A battle in the copyright war between Silicon Valley and Hollywood is being fought in federal court in Chicago.
The biggest players in the mother of all copyright wars are squaring off not just in Washington, D.C., over bills like SOPA and ProtectIP, but also in courtrooms around the country, where the boundaries of the Digital Millennium Copyright Act are being fought over in bloody, take-no-prisoner battles, and where judges find themselves calling balls and strikes within the framework of a copyright law that, as one amici filer put it, has failed, despite Congressional efforts, to provide a “predictable legal framework” for stakeholders who are frequently at odds with one another.
One such case is Flava Works v MyVidster, which is notable not just for the fact that Google and Facebook, and now the Motion Picture Association of America, among others, have filed amicus briefs with the 7th Circuit Court of Appeals, which is now hearing the case, but also because it involves an adult entertainment company. That last fact is actually not unusual—Perfect 10 cases, for instance, are cited regularly in briefs and motions that attempt to clarify the parameters of the law —but it does remind us once again how significant a player the adult entertainment industry is in the evolution of copyright law, the battle against global piracy and the development of cutting-edge content protection and other business models at the bleeding edge of digital distribution.
In an announcement released today on the filing by the MPAA of its brief in support of his company’s position, Flava Works CEO Phillip Bleicher said, “This a simple case of Marques Gunter using his website MyVidster.com as a vehicle to commit and contribute to massive amounts of theft.

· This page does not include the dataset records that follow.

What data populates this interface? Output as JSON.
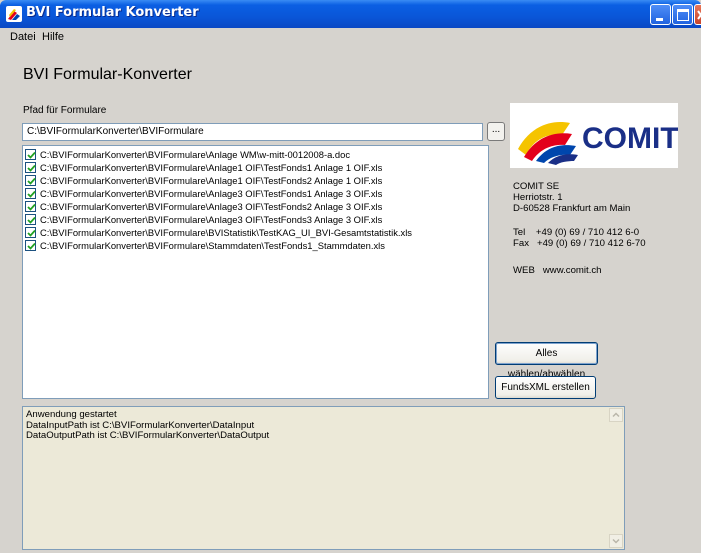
{
  "window": {
    "title": "BVI Formular Konverter",
    "icon": "app-logo-icon"
  },
  "menu": [
    "Datei",
    "Hilfe"
  ],
  "heading": "BVI Formular-Konverter",
  "path": {
    "label": "Pfad für Formulare",
    "value": "C:\\BVIFormularKonverter\\BVIFormulare",
    "browse_label": "..."
  },
  "files": [
    {
      "checked": true,
      "path": "C:\\BVIFormularKonverter\\BVIFormulare\\Anlage WM\\w-mitt-0012008-a.doc"
    },
    {
      "checked": true,
      "path": "C:\\BVIFormularKonverter\\BVIFormulare\\Anlage1 OIF\\TestFonds1 Anlage 1 OIF.xls"
    },
    {
      "checked": true,
      "path": "C:\\BVIFormularKonverter\\BVIFormulare\\Anlage1 OIF\\TestFonds2 Anlage 1 OIF.xls"
    },
    {
      "checked": true,
      "path": "C:\\BVIFormularKonverter\\BVIFormulare\\Anlage3 OIF\\TestFonds1 Anlage 3 OIF.xls"
    },
    {
      "checked": true,
      "path": "C:\\BVIFormularKonverter\\BVIFormulare\\Anlage3 OIF\\TestFonds2 Anlage 3 OIF.xls"
    },
    {
      "checked": true,
      "path": "C:\\BVIFormularKonverter\\BVIFormulare\\Anlage3 OIF\\TestFonds3 Anlage 3 OIF.xls"
    },
    {
      "checked": true,
      "path": "C:\\BVIFormularKonverter\\BVIFormulare\\BVIStatistik\\TestKAG_UI_BVI-Gesamtstatistik.xls"
    },
    {
      "checked": true,
      "path": "C:\\BVIFormularKonverter\\BVIFormulare\\Stammdaten\\TestFonds1_Stammdaten.xls"
    }
  ],
  "logo": {
    "text": "COMIT",
    "colors": [
      "#f5c400",
      "#e3001b",
      "#0046ad",
      "#1a2f87"
    ]
  },
  "company": {
    "name": "COMIT SE",
    "street": "Herriotstr. 1",
    "city": "D-60528 Frankfurt am Main",
    "tel": "Tel    +49 (0) 69 / 710 412 6-0",
    "fax": "Fax   +49 (0) 69 / 710 412 6-70",
    "web": "WEB   www.comit.ch"
  },
  "buttons": {
    "select_all": "Alles wählen/abwählen",
    "create": "FundsXML erstellen"
  },
  "log": [
    "Anwendung gestartet",
    "DataInputPath ist C:\\BVIFormularKonverter\\DataInput",
    "DataOutputPath ist C:\\BVIFormularKonverter\\DataOutput"
  ]
}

He is running a media distribution platform based on stolen content that directly competes with guys like us.”
The statement also noted that Flava Works is suing the web host Voxel.net and LeaseWeb.com “for failing to remove MyVidster.com from its servers despite dozens of DMCA notices alerting Voxel.net and LeaseWeb.com that Gunter was a repeat infringer. Under DMCA, safe harbor no longer applies to sites that fail to remove repeat infringers.”